▶ [Dataset records]:
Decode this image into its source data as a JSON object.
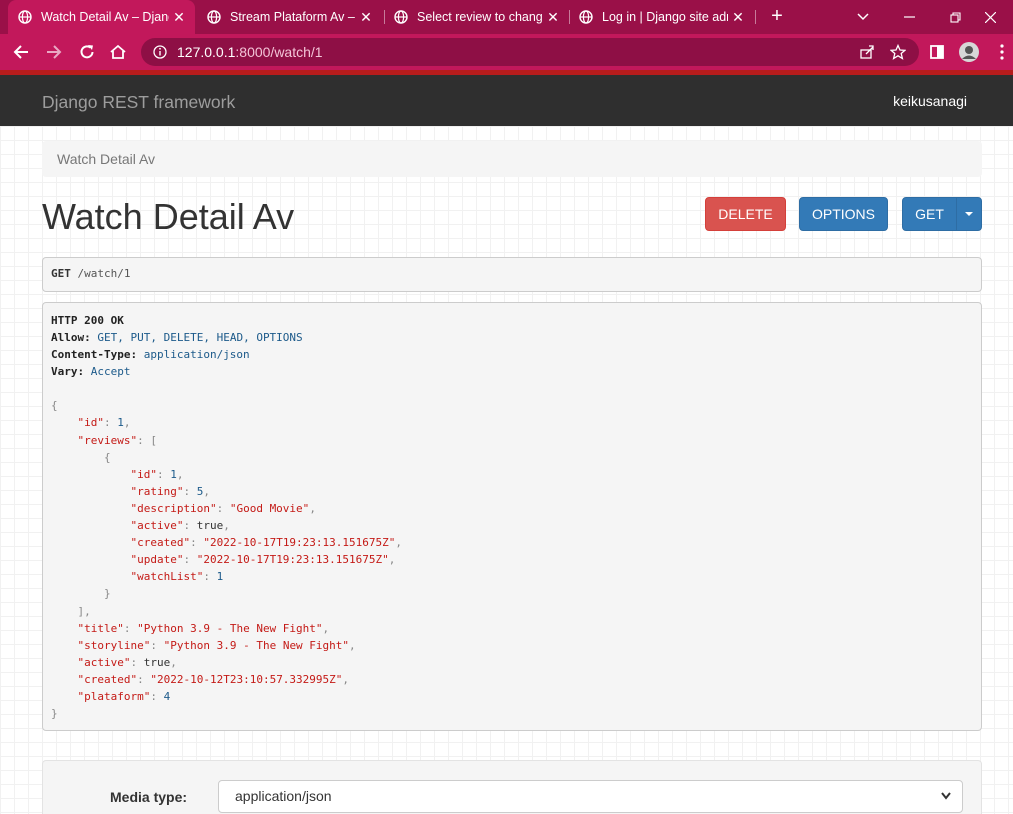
{
  "browser": {
    "tabs": [
      {
        "title": "Watch Detail Av – Django REST framework",
        "active": true
      },
      {
        "title": "Stream Plataform Av – Django REST framework",
        "active": false
      },
      {
        "title": "Select review to change | Django site admin",
        "active": false
      },
      {
        "title": "Log in | Django site admin",
        "active": false
      }
    ],
    "url_host": "127.0.0.1",
    "url_rest": ":8000/watch/1",
    "colors": {
      "tab_strip": "#9a1048",
      "toolbar": "#c2185b"
    }
  },
  "navbar": {
    "brand": "Django REST framework",
    "user": "keikusanagi"
  },
  "breadcrumb": "Watch Detail Av",
  "page": {
    "title": "Watch Detail Av",
    "buttons": {
      "delete": "DELETE",
      "options": "OPTIONS",
      "get": "GET"
    }
  },
  "request": {
    "method": "GET",
    "path": "/watch/1"
  },
  "response": {
    "status": "HTTP 200 OK",
    "headers": [
      {
        "key": "Allow:",
        "value": "GET, PUT, DELETE, HEAD, OPTIONS"
      },
      {
        "key": "Content-Type:",
        "value": "application/json"
      },
      {
        "key": "Vary:",
        "value": "Accept"
      }
    ],
    "body": {
      "id": "1",
      "review": {
        "id": "1",
        "rating": "5",
        "description": "\"Good Movie\"",
        "active": "true",
        "created": "\"2022-10-17T19:23:13.151675Z\"",
        "update": "\"2022-10-17T19:23:13.151675Z\"",
        "watchList": "1"
      },
      "title": "\"Python 3.9 - The New Fight\"",
      "storyline": "\"Python 3.9 - The New Fight\"",
      "active": "true",
      "created": "\"2022-10-12T23:10:57.332995Z\"",
      "plataform": "4"
    }
  },
  "media_form": {
    "label": "Media type:",
    "selected": "application/json"
  }
}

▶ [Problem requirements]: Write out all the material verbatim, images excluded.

▶ [Result]:
Decode this image into its source data as a JSON object.
{
  "browser": {
    "tabs": [
      {
        "title": "Watch Detail Av – Django REST framework",
        "active": true
      },
      {
        "title": "Stream Plataform Av – Django REST framework",
        "active": false
      },
      {
        "title": "Select review to change | Django site admin",
        "active": false
      },
      {
        "title": "Log in | Django site admin",
        "active": false
      }
    ],
    "url_host": "127.0.0.1",
    "url_rest": ":8000/watch/1",
    "colors": {
      "tab_strip": "#9a1048",
      "toolbar": "#c2185b"
    }
  },
  "navbar": {
    "brand": "Django REST framework",
    "user": "keikusanagi"
  },
  "breadcrumb": "Watch Detail Av",
  "page": {
    "title": "Watch Detail Av",
    "buttons": {
      "delete": "DELETE",
      "options": "OPTIONS",
      "get": "GET"
    }
  },
  "request": {
    "method": "GET",
    "path": "/watch/1"
  },
  "response": {
    "status": "HTTP 200 OK",
    "headers": [
      {
        "key": "Allow:",
        "value": "GET, PUT, DELETE, HEAD, OPTIONS"
      },
      {
        "key": "Content-Type:",
        "value": "application/json"
      },
      {
        "key": "Vary:",
        "value": "Accept"
      }
    ],
    "body": {
      "id": "1",
      "review": {
        "id": "1",
        "rating": "5",
        "description": "\"Good Movie\"",
        "active": "true",
        "created": "\"2022-10-17T19:23:13.151675Z\"",
        "update": "\"2022-10-17T19:23:13.151675Z\"",
        "watchList": "1"
      },
      "title": "\"Python 3.9 - The New Fight\"",
      "storyline": "\"Python 3.9 - The New Fight\"",
      "active": "true",
      "created": "\"2022-10-12T23:10:57.332995Z\"",
      "plataform": "4"
    }
  },
  "media_form": {
    "label": "Media type:",
    "selected": "application/json"
  }
}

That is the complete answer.